Tuesday, 7 August 2018

Gawler’s Hidden Secrets: The Gawler Clock Tower


Gawler’s Hidden Secrets:  The Gawler Clock Tower





<Transcipt>

In 1878, the end of the world rung out from the Gawler Post Office Clock Tower, or so local Gawlerites thought, when the clocks bell rang 100 times in a row, plenty said their prayers that night, only to wake the next day to another winters day.

 The Gawler Town Clock committee was first formed in 1867, with the intent to buy and install a town clock in the tower of the main street post office. Wednt’s Jewellers of Rundle Street, Adelaide supplied the clock, four dials made of milk glass, spanning three feet and six inches in diameter.
  On the 6th of September 1867, the Mayor of Gawler as well as Mr Wendt and a few councillors went into the clock tower, and a few minutes before 4pm, set the pendulum in motion. At 4pm that day, the clock struck the hour on time…which over the coming years, the clocks lack of time keeping would be a major issue and the butt of many jokes by townsfolk.

 The clock was originally powered by two weights suspended on cables, which are wound on drums, attached to the clock mechanism. These cables had to be manually wound once a week.
The clock mechanism was converted to electric winding and was maintained with biennial visits by a company called Adelaide Clock and Parts Supplies.
Throughout the years, it was often noted that the Gawler town clock was hardly able to keep time. One young police officer noted it could be up to four minutes slower than the clock at the Gawler Railway Station!

In 1998, Gawler watchmaker Mr Kaesler took over the winding duties of the clock, and also regular maintenance.

At Mr. Kaesler's suggestion a clock tower committee was formed, to restore and maintain the clock.

“The Friends of the Clock Tower” began in March 2002 and continues to this day.
 The Friends of the Clock Tower were also responsible for returning the clock to its former hand wound glory, removing the electric winder, restoring broken parts, and replacing broken glass.
An interesting piece of Gawler Trivia is a mistake on the clock, which lies on the eastern side, which if you go up into the Target carpark and look across you can see for yourself. on the eastern face, which shows, written in Roman Numerals a four is where the six should be!


P.S. there are actually 2 mistakes on the clock, the second mistake being that The Roman Numeral for “Four” is “IV” not IIII as marked on the clock faces.

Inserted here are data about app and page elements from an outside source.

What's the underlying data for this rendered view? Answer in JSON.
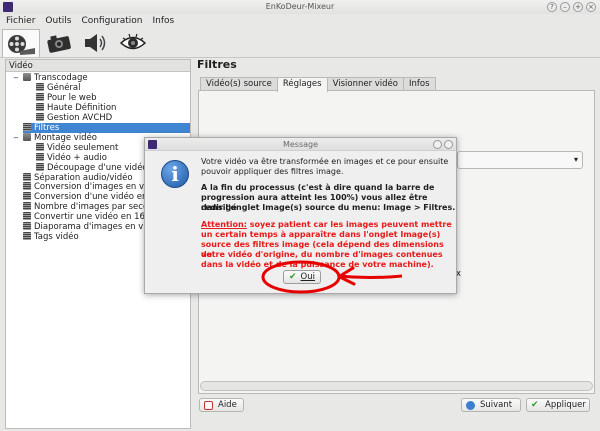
{
  "window": {
    "title": "EnKoDeur-Mixeur"
  },
  "menu": [
    "Fichier",
    "Outils",
    "Configuration",
    "Infos"
  ],
  "toolbar": {
    "icons": [
      "film-reel-icon",
      "camera-icon",
      "speaker-icon",
      "eye-icon"
    ]
  },
  "left_panel": {
    "header": "Vidéo",
    "tree": [
      {
        "label": "Transcodage",
        "level": 0,
        "expander": "−",
        "icon": "folder"
      },
      {
        "label": "Général",
        "level": 1,
        "icon": "film"
      },
      {
        "label": "Pour le web",
        "level": 1,
        "icon": "film"
      },
      {
        "label": "Haute Définition",
        "level": 1,
        "icon": "film"
      },
      {
        "label": "Gestion AVCHD",
        "level": 1,
        "icon": "film"
      },
      {
        "label": "Filtres",
        "level": 0,
        "icon": "film",
        "selected": true
      },
      {
        "label": "Montage vidéo",
        "level": 0,
        "expander": "−",
        "icon": "folder"
      },
      {
        "label": "Vidéo seulement",
        "level": 1,
        "icon": "film"
      },
      {
        "label": "Vidéo + audio",
        "level": 1,
        "icon": "film"
      },
      {
        "label": "Découpage d'une vidéo",
        "level": 1,
        "icon": "film"
      },
      {
        "label": "Séparation audio/vidéo",
        "level": 0,
        "icon": "film"
      },
      {
        "label": "Conversion d'images en vidé",
        "level": 0,
        "icon": "film"
      },
      {
        "label": "Conversion d'une vidéo en im",
        "level": 0,
        "icon": "film"
      },
      {
        "label": "Nombre d'images par second",
        "level": 0,
        "icon": "film"
      },
      {
        "label": "Convertir une vidéo en 16/9 c",
        "level": 0,
        "icon": "film"
      },
      {
        "label": "Diaporama d'images en vidéo",
        "level": 0,
        "icon": "film"
      },
      {
        "label": "Tags vidéo",
        "level": 0,
        "icon": "film"
      }
    ]
  },
  "main": {
    "title": "Filtres",
    "tabs": [
      {
        "label": "Vidéo(s) source",
        "active": false
      },
      {
        "label": "Réglages",
        "active": true
      },
      {
        "label": "Visionner vidéo",
        "active": false
      },
      {
        "label": "Infos",
        "active": false
      }
    ],
    "partial_label": "x",
    "buttons": {
      "help": "Aide",
      "next": "Suivant",
      "apply": "Appliquer"
    }
  },
  "dialog": {
    "title": "Message",
    "line1": "Votre vidéo va être transformée en images et ce pour ensuite",
    "line2": "pouvoir appliquer des filtres image.",
    "bold1": "A la fin du processus (c'est à dire quand la barre de",
    "bold2": "progression aura atteint les 100%) vous allez être redirigé",
    "bold3": "dans l'onglet Image(s) source du menu: Image > Filtres.",
    "warn_prefix": "Attention:",
    "warn1": " soyez patient car les images peuvent mettre",
    "warn2": "un certain temps à apparaître dans l'onglet Image(s)",
    "warn3": "source des filtres image (cela dépend des dimensions de",
    "warn4": "votre vidéo d'origine, du nombre d'images contenues",
    "warn5": "dans la vidéo et de la puissance de votre machine).",
    "ok_label": "Oui"
  },
  "colors": {
    "selection": "#3f85d1",
    "warning_text": "#e81a1a",
    "annotation": "#e60000"
  }
}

You can also find more of Allen’s work on his Blog and facebook on the links below:
Blog:  http://hauntedadelaide.blogspot.com/


For More history on the Town of Gawler, please visit the Gawler History Team page “Gawler: now and Then” at: http://www.gawler.nowandthen.net.au/Main_Page